To investigate this yield gap Ag Consulting Co’s Stefan Schmitt is involved in local paddock monitoring as part of an Australia-wide project to learn more about yield gaps.

Funded by The Grains Research and Development Corporation “The National Paddock Survey” began last year, with the aim of finding reasons for the yield gap.

Paddocks surrounding the 12 Mile at Curramulka and on Pine Forest Road, near Paskeville, were among 250 selected for the study, which will continue until 2018.

Stefan said the locations were tested comprehensively in high-yielding and low-yielding zones before seeding and were soil sampled postharvest to work out the change in nutrient and water balance.

“Other work includes collating data such as yield maps, grain quality, fertiliser applications and herbicide applications since 2012. We have installed rain gauges as well as loggers to monitor temperature during flowering,” he said.

Each paddock was monitored at Growth Stage 30 and at flowering to check for pests, weeds and disease.

Stefan Schmitt said there will be numerous benefits from the research for farmers, consultants and science partners.

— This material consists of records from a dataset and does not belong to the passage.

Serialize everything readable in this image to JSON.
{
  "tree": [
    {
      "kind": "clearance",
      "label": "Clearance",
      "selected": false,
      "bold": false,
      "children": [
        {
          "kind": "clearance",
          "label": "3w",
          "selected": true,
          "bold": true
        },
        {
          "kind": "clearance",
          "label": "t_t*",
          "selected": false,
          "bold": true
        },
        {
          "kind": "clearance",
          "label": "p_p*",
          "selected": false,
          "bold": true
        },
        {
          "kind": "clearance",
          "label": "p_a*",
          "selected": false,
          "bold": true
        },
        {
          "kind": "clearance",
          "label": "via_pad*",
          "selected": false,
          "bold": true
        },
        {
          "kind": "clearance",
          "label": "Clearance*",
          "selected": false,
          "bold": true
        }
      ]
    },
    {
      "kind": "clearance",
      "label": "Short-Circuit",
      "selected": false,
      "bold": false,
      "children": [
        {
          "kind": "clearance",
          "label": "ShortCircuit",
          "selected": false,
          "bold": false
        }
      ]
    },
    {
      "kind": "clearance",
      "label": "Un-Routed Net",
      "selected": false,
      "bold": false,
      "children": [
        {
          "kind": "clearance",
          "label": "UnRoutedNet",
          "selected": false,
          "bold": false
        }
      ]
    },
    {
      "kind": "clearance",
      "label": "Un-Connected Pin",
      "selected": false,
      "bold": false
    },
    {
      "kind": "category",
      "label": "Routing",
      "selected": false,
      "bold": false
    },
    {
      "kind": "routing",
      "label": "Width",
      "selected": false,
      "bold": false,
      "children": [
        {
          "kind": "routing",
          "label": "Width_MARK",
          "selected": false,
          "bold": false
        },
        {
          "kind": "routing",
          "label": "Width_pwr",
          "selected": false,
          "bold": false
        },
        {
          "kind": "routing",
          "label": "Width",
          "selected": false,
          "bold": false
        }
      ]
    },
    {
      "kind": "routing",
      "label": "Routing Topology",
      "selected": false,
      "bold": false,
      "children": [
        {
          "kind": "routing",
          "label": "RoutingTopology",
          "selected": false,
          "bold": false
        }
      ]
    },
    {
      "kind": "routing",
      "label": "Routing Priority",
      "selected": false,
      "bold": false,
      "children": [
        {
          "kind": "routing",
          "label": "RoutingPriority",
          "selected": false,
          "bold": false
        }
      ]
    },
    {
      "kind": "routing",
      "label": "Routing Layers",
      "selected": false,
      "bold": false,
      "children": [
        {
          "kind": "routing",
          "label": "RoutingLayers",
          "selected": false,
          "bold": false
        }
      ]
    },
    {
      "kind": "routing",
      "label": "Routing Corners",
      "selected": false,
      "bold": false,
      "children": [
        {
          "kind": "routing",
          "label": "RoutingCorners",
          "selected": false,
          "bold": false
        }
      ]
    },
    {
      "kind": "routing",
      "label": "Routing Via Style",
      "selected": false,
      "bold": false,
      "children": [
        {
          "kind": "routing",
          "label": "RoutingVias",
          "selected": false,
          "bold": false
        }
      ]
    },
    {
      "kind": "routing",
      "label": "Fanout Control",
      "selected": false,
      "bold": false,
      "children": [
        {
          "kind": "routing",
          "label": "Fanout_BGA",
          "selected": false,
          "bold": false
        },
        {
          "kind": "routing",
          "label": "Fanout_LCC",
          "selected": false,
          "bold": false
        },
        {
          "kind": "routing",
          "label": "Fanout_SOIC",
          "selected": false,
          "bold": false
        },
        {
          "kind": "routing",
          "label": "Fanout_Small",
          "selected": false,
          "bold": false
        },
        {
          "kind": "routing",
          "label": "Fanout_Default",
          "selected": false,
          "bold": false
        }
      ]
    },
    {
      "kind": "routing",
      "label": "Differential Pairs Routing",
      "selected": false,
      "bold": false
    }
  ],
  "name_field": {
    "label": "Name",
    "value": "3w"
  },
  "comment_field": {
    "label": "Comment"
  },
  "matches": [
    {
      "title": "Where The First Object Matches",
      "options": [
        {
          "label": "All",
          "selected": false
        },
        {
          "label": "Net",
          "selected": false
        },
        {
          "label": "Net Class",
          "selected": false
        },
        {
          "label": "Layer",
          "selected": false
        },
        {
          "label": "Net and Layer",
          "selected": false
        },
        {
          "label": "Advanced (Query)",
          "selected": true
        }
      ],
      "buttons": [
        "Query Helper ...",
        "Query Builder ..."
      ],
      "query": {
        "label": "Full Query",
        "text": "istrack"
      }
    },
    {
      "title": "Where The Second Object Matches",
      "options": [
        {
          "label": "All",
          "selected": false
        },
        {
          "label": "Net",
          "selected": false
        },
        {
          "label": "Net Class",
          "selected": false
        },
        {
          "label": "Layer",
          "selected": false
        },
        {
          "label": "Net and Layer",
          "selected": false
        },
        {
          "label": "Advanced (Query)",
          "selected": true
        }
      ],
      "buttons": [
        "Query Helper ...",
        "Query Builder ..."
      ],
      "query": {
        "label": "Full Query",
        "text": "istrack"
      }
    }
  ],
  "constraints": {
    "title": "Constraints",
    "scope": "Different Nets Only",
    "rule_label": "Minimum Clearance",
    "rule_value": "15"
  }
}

“The project was brought about through findings in the Victorian Mallee where 20 years of analysis comparing potential yield with actual yield, found an average yield gap of 20 percent,” he explained.

Key observations in the Mallee included variation of the yield gap between seasons, with smaller yield gaps in dryer years and higher yield gaps in wetter seasons.

Stefan said the aim is to learn how to close the yield gap in wetter seasons without significantly increasing risk to cropping systems.